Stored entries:
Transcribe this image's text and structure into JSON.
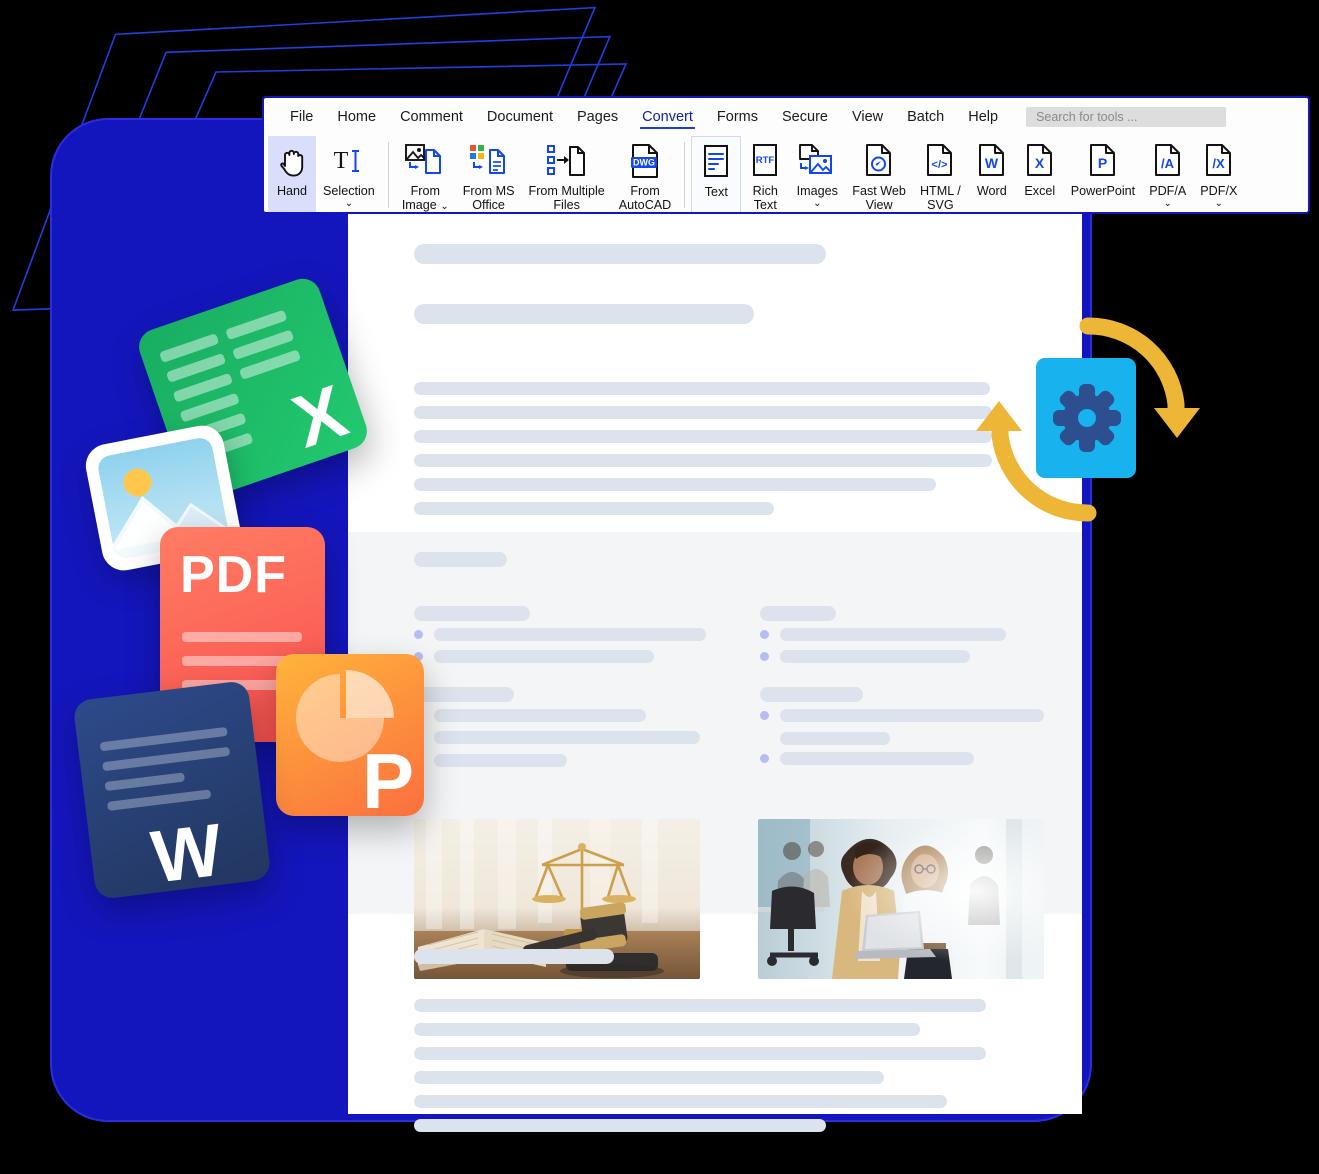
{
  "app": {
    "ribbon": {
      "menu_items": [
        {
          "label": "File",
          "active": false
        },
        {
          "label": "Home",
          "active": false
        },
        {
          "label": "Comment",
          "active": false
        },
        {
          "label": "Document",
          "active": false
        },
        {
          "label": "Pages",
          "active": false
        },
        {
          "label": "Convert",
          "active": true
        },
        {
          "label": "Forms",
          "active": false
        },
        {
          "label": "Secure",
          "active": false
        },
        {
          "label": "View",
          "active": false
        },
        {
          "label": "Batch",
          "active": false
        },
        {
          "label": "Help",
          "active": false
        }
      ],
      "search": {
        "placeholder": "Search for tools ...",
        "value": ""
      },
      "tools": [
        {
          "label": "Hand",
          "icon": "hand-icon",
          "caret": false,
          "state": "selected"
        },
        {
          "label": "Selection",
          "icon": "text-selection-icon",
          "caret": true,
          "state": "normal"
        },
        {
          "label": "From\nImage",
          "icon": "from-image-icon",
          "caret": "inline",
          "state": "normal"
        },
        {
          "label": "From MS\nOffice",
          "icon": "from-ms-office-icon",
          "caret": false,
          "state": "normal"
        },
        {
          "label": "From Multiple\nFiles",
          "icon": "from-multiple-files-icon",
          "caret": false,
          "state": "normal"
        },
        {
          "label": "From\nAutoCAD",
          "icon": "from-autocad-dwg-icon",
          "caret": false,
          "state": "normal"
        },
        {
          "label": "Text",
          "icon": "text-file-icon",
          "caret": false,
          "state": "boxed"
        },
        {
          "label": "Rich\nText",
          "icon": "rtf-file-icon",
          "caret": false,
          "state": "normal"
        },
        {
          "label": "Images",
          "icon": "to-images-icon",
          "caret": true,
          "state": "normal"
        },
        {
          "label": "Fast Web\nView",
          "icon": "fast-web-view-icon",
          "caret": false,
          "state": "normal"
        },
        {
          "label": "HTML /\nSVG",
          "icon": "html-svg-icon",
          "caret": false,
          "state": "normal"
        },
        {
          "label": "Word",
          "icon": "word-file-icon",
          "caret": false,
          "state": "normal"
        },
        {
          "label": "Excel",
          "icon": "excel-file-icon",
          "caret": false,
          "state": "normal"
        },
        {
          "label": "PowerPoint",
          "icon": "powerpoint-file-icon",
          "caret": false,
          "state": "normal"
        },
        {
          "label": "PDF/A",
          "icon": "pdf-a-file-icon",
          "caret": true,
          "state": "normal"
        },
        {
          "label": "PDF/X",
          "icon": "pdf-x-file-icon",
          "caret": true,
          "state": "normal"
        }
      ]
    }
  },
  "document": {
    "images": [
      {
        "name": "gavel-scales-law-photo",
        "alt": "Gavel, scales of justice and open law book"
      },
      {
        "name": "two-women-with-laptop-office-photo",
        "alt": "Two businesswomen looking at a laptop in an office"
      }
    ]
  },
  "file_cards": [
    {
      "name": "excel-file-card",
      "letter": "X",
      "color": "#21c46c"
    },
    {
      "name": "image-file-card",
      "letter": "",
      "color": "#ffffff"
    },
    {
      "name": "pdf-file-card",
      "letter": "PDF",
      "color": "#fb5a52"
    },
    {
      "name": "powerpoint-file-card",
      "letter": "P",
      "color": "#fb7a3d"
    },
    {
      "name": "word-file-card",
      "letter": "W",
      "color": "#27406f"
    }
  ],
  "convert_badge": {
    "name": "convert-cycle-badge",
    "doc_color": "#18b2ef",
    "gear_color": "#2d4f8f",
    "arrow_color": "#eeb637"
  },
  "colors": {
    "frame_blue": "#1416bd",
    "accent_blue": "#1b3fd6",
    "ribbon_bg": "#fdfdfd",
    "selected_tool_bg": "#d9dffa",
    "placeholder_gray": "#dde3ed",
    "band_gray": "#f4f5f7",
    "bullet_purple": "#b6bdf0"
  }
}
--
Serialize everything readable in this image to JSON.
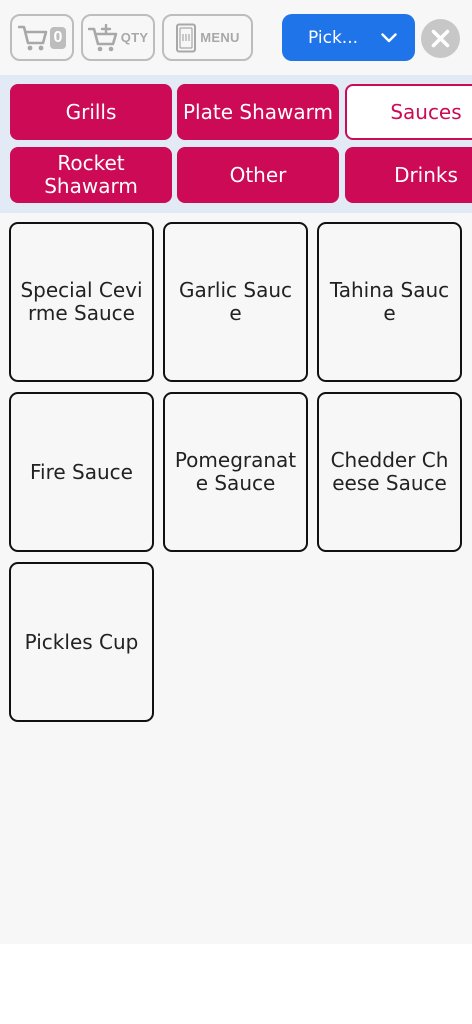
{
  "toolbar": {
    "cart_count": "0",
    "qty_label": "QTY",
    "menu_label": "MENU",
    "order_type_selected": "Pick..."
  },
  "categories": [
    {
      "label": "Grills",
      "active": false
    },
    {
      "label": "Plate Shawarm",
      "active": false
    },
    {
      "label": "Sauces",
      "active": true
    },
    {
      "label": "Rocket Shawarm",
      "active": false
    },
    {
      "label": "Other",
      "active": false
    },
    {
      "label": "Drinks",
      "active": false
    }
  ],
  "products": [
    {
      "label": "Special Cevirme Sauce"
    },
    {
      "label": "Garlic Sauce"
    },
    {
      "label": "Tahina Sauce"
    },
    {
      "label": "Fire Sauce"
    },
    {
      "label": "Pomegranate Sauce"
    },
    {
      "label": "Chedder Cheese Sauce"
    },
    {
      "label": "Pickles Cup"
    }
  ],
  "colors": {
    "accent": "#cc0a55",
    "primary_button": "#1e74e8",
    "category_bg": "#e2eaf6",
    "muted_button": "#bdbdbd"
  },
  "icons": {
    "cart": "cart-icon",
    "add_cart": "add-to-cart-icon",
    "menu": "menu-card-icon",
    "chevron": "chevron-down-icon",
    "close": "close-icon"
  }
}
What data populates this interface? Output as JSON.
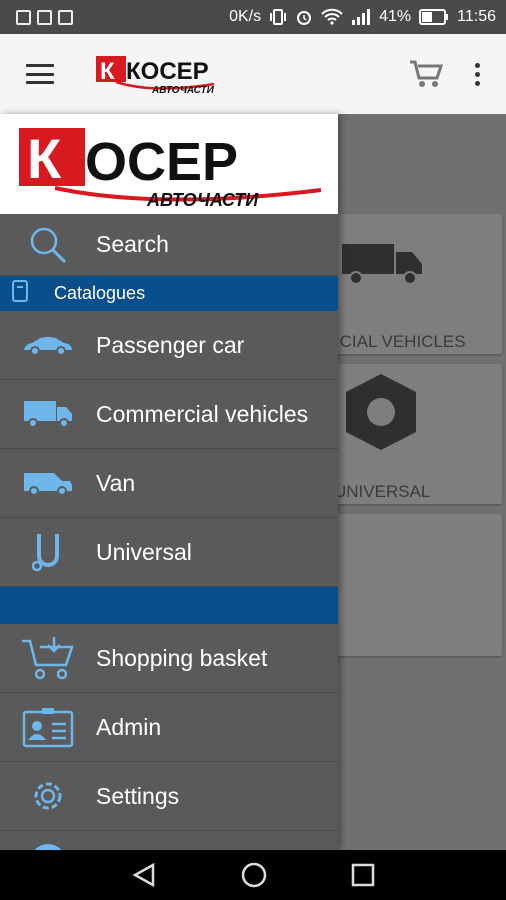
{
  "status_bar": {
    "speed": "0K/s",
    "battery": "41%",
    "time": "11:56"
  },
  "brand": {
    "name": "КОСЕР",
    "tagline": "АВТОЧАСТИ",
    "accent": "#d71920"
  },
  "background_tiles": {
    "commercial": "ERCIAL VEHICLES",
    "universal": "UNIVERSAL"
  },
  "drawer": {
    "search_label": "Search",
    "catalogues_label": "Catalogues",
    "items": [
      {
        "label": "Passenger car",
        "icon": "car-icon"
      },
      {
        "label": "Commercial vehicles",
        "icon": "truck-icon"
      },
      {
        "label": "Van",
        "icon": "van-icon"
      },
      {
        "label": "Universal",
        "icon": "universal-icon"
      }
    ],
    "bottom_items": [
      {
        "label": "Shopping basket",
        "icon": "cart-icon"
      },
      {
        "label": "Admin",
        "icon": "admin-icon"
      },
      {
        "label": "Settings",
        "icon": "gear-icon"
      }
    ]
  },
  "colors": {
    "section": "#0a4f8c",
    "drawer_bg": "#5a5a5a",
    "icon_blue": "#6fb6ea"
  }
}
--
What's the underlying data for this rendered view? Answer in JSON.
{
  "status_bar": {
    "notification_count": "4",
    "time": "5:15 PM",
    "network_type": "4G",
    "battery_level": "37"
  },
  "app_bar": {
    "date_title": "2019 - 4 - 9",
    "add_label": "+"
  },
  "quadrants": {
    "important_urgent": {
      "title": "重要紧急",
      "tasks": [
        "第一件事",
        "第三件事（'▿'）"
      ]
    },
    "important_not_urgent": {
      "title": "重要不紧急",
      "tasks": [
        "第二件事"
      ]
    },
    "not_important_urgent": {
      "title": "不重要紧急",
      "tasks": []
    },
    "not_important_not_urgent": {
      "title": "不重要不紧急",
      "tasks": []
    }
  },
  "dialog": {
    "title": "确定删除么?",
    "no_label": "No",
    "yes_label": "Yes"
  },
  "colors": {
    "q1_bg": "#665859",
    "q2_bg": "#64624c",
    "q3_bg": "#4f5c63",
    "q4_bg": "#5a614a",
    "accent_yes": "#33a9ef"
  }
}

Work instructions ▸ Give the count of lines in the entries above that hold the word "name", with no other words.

Result ▸ 9